What this task involves: What you return should match every entry, character for character.

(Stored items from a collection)
————————
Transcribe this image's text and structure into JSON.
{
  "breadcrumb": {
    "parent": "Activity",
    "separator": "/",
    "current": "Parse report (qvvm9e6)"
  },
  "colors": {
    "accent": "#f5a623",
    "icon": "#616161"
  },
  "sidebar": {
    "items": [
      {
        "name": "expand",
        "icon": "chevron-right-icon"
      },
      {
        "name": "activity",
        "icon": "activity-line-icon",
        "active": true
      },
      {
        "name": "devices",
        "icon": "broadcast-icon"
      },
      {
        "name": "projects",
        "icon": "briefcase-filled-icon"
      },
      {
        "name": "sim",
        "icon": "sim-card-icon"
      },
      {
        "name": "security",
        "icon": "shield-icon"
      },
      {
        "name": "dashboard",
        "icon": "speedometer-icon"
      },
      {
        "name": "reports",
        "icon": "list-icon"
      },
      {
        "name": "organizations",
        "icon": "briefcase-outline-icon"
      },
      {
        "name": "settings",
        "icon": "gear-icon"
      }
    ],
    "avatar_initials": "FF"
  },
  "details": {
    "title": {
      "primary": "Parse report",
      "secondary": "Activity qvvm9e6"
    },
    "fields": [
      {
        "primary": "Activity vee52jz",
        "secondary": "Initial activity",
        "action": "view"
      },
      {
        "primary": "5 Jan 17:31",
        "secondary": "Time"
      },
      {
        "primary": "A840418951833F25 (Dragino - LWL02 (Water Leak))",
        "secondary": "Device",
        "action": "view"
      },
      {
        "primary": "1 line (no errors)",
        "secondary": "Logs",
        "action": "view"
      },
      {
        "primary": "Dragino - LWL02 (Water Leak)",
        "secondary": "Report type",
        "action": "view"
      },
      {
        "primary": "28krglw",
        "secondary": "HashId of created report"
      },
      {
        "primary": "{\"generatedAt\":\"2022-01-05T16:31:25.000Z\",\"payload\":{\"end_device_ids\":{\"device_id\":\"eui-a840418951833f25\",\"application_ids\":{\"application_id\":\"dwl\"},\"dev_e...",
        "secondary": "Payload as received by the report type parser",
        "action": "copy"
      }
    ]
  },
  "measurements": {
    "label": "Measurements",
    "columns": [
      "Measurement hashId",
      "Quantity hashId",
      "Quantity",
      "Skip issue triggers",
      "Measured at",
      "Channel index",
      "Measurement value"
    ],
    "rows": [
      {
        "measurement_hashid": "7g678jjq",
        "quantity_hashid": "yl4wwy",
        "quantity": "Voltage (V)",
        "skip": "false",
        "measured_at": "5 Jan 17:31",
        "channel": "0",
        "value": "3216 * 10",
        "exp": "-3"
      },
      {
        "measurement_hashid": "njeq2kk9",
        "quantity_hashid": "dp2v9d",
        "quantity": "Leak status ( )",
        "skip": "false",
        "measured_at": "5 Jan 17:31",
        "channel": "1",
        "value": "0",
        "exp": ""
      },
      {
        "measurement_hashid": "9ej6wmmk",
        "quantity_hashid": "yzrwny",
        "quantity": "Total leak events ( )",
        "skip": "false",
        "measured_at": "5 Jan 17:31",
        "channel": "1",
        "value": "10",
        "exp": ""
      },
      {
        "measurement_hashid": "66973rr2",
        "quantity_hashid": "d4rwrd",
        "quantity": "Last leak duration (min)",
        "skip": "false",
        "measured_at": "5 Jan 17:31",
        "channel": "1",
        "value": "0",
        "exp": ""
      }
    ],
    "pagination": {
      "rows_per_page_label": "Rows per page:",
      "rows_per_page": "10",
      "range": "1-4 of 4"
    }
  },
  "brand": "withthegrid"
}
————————
Answer space:
Transcribe this image's text and structure into JSON.
{
  "breadcrumb": {
    "parent": "Activity",
    "separator": "/",
    "current": "Parse report (qvvm9e6)"
  },
  "colors": {
    "accent": "#f5a623",
    "icon": "#616161"
  },
  "sidebar": {
    "items": [
      {
        "name": "expand",
        "icon": "chevron-right-icon"
      },
      {
        "name": "activity",
        "icon": "activity-line-icon",
        "active": true
      },
      {
        "name": "devices",
        "icon": "broadcast-icon"
      },
      {
        "name": "projects",
        "icon": "briefcase-filled-icon"
      },
      {
        "name": "sim",
        "icon": "sim-card-icon"
      },
      {
        "name": "security",
        "icon": "shield-icon"
      },
      {
        "name": "dashboard",
        "icon": "speedometer-icon"
      },
      {
        "name": "reports",
        "icon": "list-icon"
      },
      {
        "name": "organizations",
        "icon": "briefcase-outline-icon"
      },
      {
        "name": "settings",
        "icon": "gear-icon"
      }
    ],
    "avatar_initials": "FF"
  },
  "details": {
    "title": {
      "primary": "Parse report",
      "secondary": "Activity qvvm9e6"
    },
    "fields": [
      {
        "primary": "Activity vee52jz",
        "secondary": "Initial activity",
        "action": "view"
      },
      {
        "primary": "5 Jan 17:31",
        "secondary": "Time"
      },
      {
        "primary": "A840418951833F25 (Dragino - LWL02 (Water Leak))",
        "secondary": "Device",
        "action": "view"
      },
      {
        "primary": "1 line (no errors)",
        "secondary": "Logs",
        "action": "view"
      },
      {
        "primary": "Dragino - LWL02 (Water Leak)",
        "secondary": "Report type",
        "action": "view"
      },
      {
        "primary": "28krglw",
        "secondary": "HashId of created report"
      },
      {
        "primary": "{\"generatedAt\":\"2022-01-05T16:31:25.000Z\",\"payload\":{\"end_device_ids\":{\"device_id\":\"eui-a840418951833f25\",\"application_ids\":{\"application_id\":\"dwl\"},\"dev_e...",
        "secondary": "Payload as received by the report type parser",
        "action": "copy"
      }
    ]
  },
  "measurements": {
    "label": "Measurements",
    "columns": [
      "Measurement hashId",
      "Quantity hashId",
      "Quantity",
      "Skip issue triggers",
      "Measured at",
      "Channel index",
      "Measurement value"
    ],
    "rows": [
      {
        "measurement_hashid": "7g678jjq",
        "quantity_hashid": "yl4wwy",
        "quantity": "Voltage (V)",
        "skip": "false",
        "measured_at": "5 Jan 17:31",
        "channel": "0",
        "value": "3216 * 10",
        "exp": "-3"
      },
      {
        "measurement_hashid": "njeq2kk9",
        "quantity_hashid": "dp2v9d",
        "quantity": "Leak status ( )",
        "skip": "false",
        "measured_at": "5 Jan 17:31",
        "channel": "1",
        "value": "0",
        "exp": ""
      },
      {
        "measurement_hashid": "9ej6wmmk",
        "quantity_hashid": "yzrwny",
        "quantity": "Total leak events ( )",
        "skip": "false",
        "measured_at": "5 Jan 17:31",
        "channel": "1",
        "value": "10",
        "exp": ""
      },
      {
        "measurement_hashid": "66973rr2",
        "quantity_hashid": "d4rwrd",
        "quantity": "Last leak duration (min)",
        "skip": "false",
        "measured_at": "5 Jan 17:31",
        "channel": "1",
        "value": "0",
        "exp": ""
      }
    ],
    "pagination": {
      "rows_per_page_label": "Rows per page:",
      "rows_per_page": "10",
      "range": "1-4 of 4"
    }
  },
  "brand": "withthegrid"
}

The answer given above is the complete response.